  Ten thousand steps back, even if Coca-Cola is determined, it must be changed. Globally, the bottle mold must be changed. From production to transportation to retail, there are countless details that need to be re-adjusted, and advertising must also be changed. This will take a long time. time. And this time, enough Pepsi to tear a hole in the market.
  This puts the giant Coca-Cola into a dilemma. In fact, this year, Pepsi-Cola got 20% of the market share with this trick.
  If this action is only regarded as a price war, then let us assume that if Pepsi used a bottle of the same size, but the price was halved, what would happen?
  First of all, the cost of a bottle of Coke is not just the sugar water in it. The vast majority of costs are money for the entire supply chain and distributors. Once the price is halved, it means that your supply chain level is poor, the money you give to distributors is less, and your profits are still thin. Even if the price war is successful in a sneak attack and won a part of the market, it will kill the enemy by 8,000 and lose 10,000 by itself.
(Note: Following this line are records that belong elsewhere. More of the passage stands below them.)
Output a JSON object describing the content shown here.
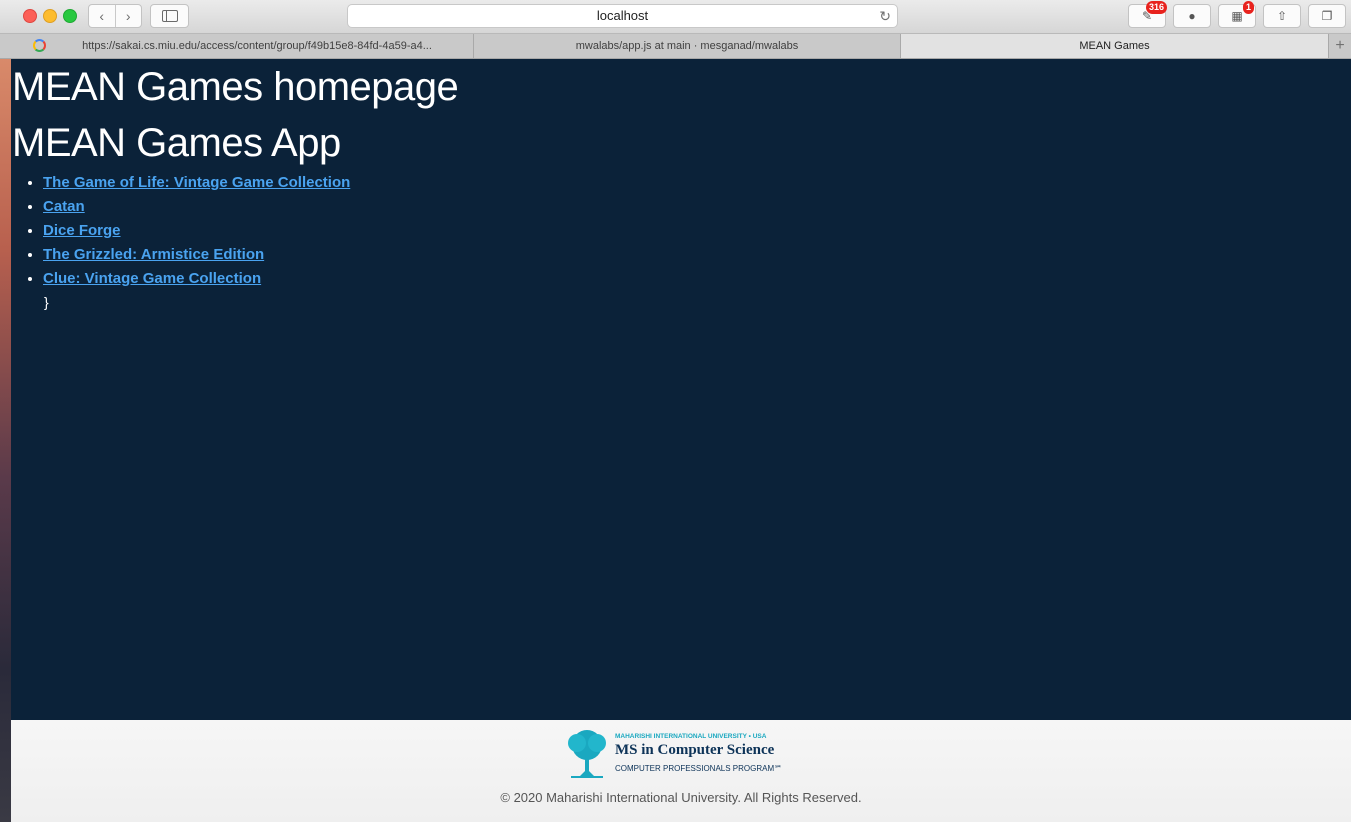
{
  "browser": {
    "url": "localhost",
    "badge_count": "316",
    "notif_count": "1",
    "tabs": [
      {
        "label": "https://sakai.cs.miu.edu/access/content/group/f49b15e8-84fd-4a59-a4..."
      },
      {
        "label": "mwalabs/app.js at main · mesganad/mwalabs"
      },
      {
        "label": "MEAN Games"
      }
    ],
    "new_tab": "+"
  },
  "page": {
    "heading": "MEAN Games homepage",
    "app_title": "MEAN Games App",
    "games": [
      {
        "name": "The Game of Life: Vintage Game Collection"
      },
      {
        "name": "Catan"
      },
      {
        "name": "Dice Forge"
      },
      {
        "name": "The Grizzled: Armistice Edition"
      },
      {
        "name": "Clue: Vintage Game Collection"
      }
    ],
    "stray_text": "}"
  },
  "footer": {
    "logo_university": "MAHARISHI INTERNATIONAL UNIVERSITY • USA",
    "logo_program": "MS in Computer Science",
    "logo_subtitle": "COMPUTER PROFESSIONALS PROGRAM℠",
    "copyright": "© 2020 Maharishi International University. All Rights Reserved."
  },
  "colors": {
    "page_bg": "#0b2239",
    "link": "#4aa3f0",
    "logo_teal": "#1aa8c0",
    "logo_navy": "#0d3358"
  }
}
  Also, for the same product, your price is half cheaper than your opponent, and you may indeed gain some market share temporarily, but after a long time, you are a bargain in the minds of consumers, and you are pressed at the bottom of the consumer contempt chain. It is a great harm to the brand.
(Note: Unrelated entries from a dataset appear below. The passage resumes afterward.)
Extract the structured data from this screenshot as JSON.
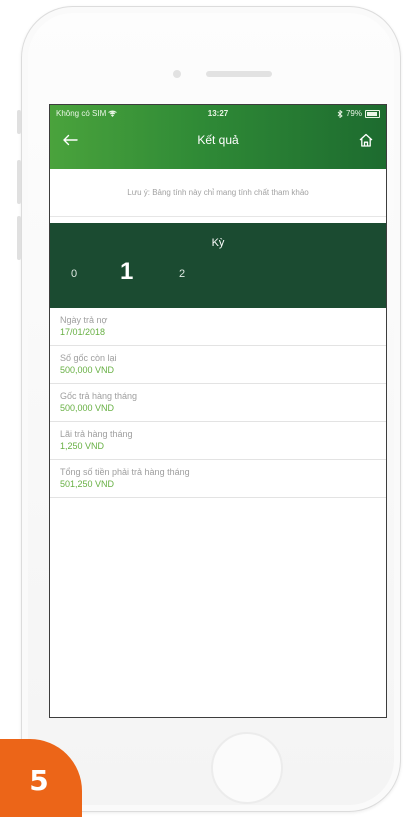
{
  "status_bar": {
    "carrier": "Không có SIM",
    "time": "13:27",
    "battery": "79%",
    "battery_level": 0.79
  },
  "header": {
    "title": "Kết quả",
    "back_icon": "arrow-left-icon",
    "home_icon": "home-icon"
  },
  "note": "Lưu ý: Bảng tính này chỉ mang tính chất tham khảo",
  "period": {
    "title": "Kỳ",
    "tabs": [
      "0",
      "1",
      "2"
    ],
    "selected": "1"
  },
  "results": [
    {
      "label": "Ngày trả nợ",
      "value": "17/01/2018"
    },
    {
      "label": "Số gốc còn lại",
      "value": "500,000 VND"
    },
    {
      "label": "Gốc trả hàng tháng",
      "value": "500,000 VND"
    },
    {
      "label": "Lãi trả hàng tháng",
      "value": "1,250 VND"
    },
    {
      "label": "Tổng số tiền phải trả hàng tháng",
      "value": "501,250 VND"
    }
  ],
  "step_badge": "5",
  "colors": {
    "header_start": "#4aa33c",
    "header_end": "#1d6b2f",
    "panel": "#1b4b31",
    "value_green": "#67b043",
    "badge_orange": "#ec6518"
  }
}
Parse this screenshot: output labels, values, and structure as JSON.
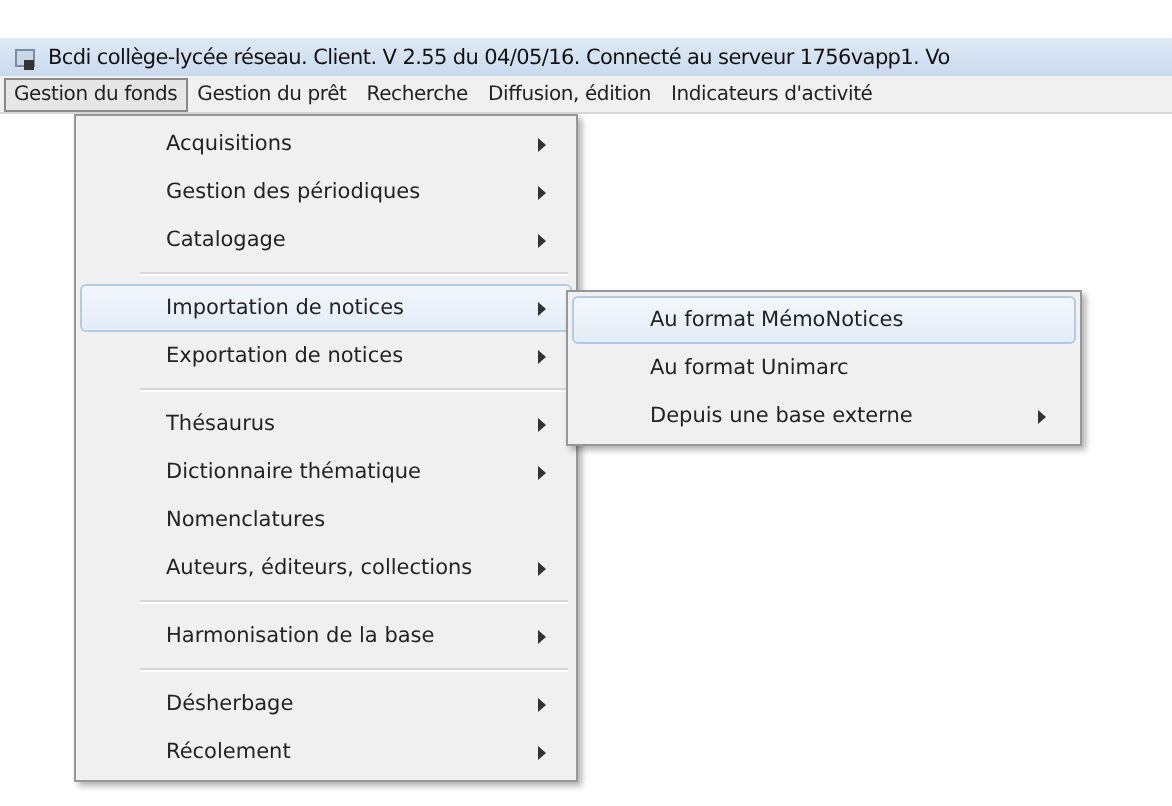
{
  "window": {
    "title": "Bcdi collège-lycée réseau. Client. V 2.55 du 04/05/16. Connecté au serveur 1756vapp1. Vo"
  },
  "menubar": [
    {
      "label": "Gestion du fonds",
      "selected": true
    },
    {
      "label": "Gestion du prêt",
      "selected": false
    },
    {
      "label": "Recherche",
      "selected": false
    },
    {
      "label": "Diffusion, édition",
      "selected": false
    },
    {
      "label": "Indicateurs d'activité",
      "selected": false
    }
  ],
  "menu": {
    "items": [
      {
        "kind": "item",
        "label": "Acquisitions",
        "submenu": true,
        "selected": false
      },
      {
        "kind": "item",
        "label": "Gestion des périodiques",
        "submenu": true,
        "selected": false
      },
      {
        "kind": "item",
        "label": "Catalogage",
        "submenu": true,
        "selected": false
      },
      {
        "kind": "separator"
      },
      {
        "kind": "item",
        "label": "Importation de notices",
        "submenu": true,
        "selected": true
      },
      {
        "kind": "item",
        "label": "Exportation de notices",
        "submenu": true,
        "selected": false
      },
      {
        "kind": "separator"
      },
      {
        "kind": "item",
        "label": "Thésaurus",
        "submenu": true,
        "selected": false
      },
      {
        "kind": "item",
        "label": "Dictionnaire thématique",
        "submenu": true,
        "selected": false
      },
      {
        "kind": "item",
        "label": "Nomenclatures",
        "submenu": false,
        "selected": false
      },
      {
        "kind": "item",
        "label": "Auteurs, éditeurs, collections",
        "submenu": true,
        "selected": false
      },
      {
        "kind": "separator"
      },
      {
        "kind": "item",
        "label": "Harmonisation de la base",
        "submenu": true,
        "selected": false
      },
      {
        "kind": "separator"
      },
      {
        "kind": "item",
        "label": "Désherbage",
        "submenu": true,
        "selected": false
      },
      {
        "kind": "item",
        "label": "Récolement",
        "submenu": true,
        "selected": false
      }
    ]
  },
  "submenu": {
    "items": [
      {
        "kind": "item",
        "label": "Au format MémoNotices",
        "submenu": false,
        "selected": true
      },
      {
        "kind": "item",
        "label": "Au format Unimarc",
        "submenu": false,
        "selected": false
      },
      {
        "kind": "item",
        "label": "Depuis une base externe",
        "submenu": true,
        "selected": false
      }
    ]
  }
}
  More importantly, if this trick works, Coca-Cola, as a Big Mac, will be too convenient to deal with-the big deal will also lower the price. A giant company’s ability to mobilize capital and bear losses is unmatched by a small business. Once Pepsi is boiled to death, it will be restored to its original price. Moreover, for Coca-Cola to do such an action, there is no need for reaction time, and the headquarters can immediately open the battlefield with a paper order.
  In a market, where is the weakness of the Big Mac? It is neither its advantage nor its disadvantage, but its migration cost. In other words, in the process of building today’s advantages, it must have formed something that is difficult to change and does not work well. These things are in line with the following characteristics:
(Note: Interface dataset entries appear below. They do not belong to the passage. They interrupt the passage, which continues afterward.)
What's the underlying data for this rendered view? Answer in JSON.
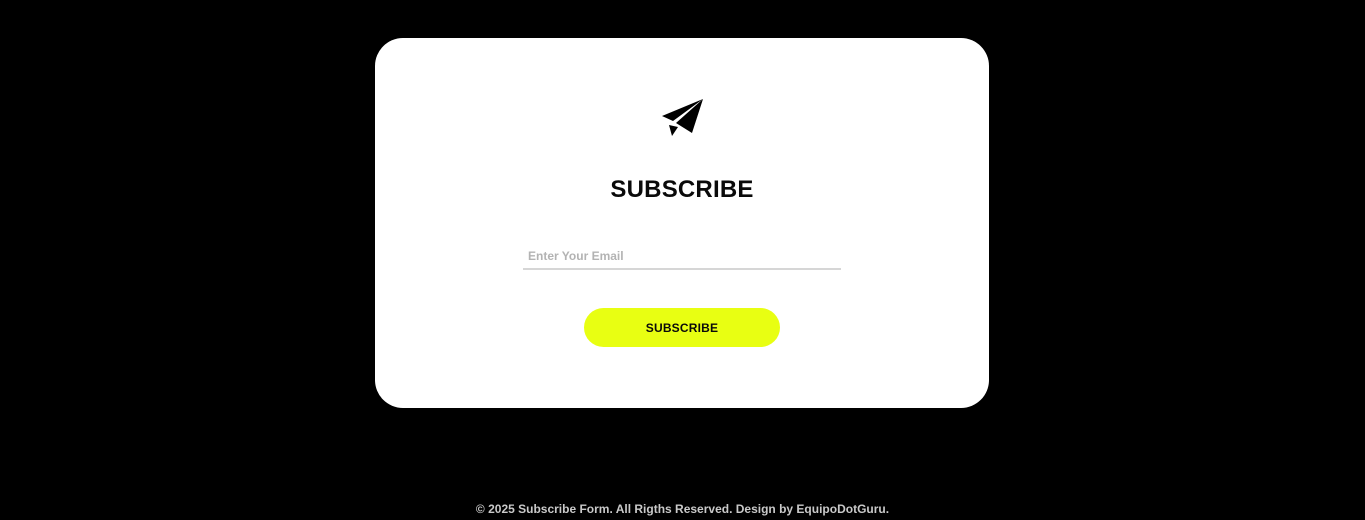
{
  "card": {
    "icon": "paper-plane-icon",
    "title": "SUBSCRIBE",
    "email_placeholder": "Enter Your Email",
    "email_value": "",
    "button_label": "SUBSCRIBE"
  },
  "footer": {
    "text": "© 2025 Subscribe Form. All Rigths Reserved. Design by EquipoDotGuru."
  },
  "colors": {
    "background": "#000000",
    "card": "#ffffff",
    "accent": "#e8ff12",
    "footer_text": "#c9c9c9"
  }
}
  first, the cost of change is huge; second, once the change is made, the original advantages are gone, so the loss is huge; third, the change process is very slow and takes a long time.
  For example, in the current market, many brands are emphasizing that I have a cultural heritage, a long tradition, and I serve successful people. These brands originally used these as advantages to promote. However, you will find that the industry where this brand is located actually has an obvious opportunity to rise.
  That is, after entering the market, as long as you emphasize that you are serving young people, you are rebellious, young and passionate, those old-brand Big Macs can’t help it. They are neither willing to give up their current advantages, nor can they hinder your growth. This is happening in China’s current liquor market.
  Looking at the case of Pepsi 100 years ago, we can understand two things: First, why are the advantages of the giants in the Internet age more difficult to shake? Not only because of network effects, but also because of the principle we are talking about today. Because on the Internet, resources can flow freely like water, and migration costs are getting smaller and smaller. Therefore, in the Internet age, there are fewer cases of head-on challenge to the success of the Big Mac. New entrants have to wait until the industrial structure changes before they have a chance.
  Second, whether we are a business or a human being, if we find that the established advantage is on a non-transferable basis, or on the basis of high migration costs, then this advantage may not be as great as it seems.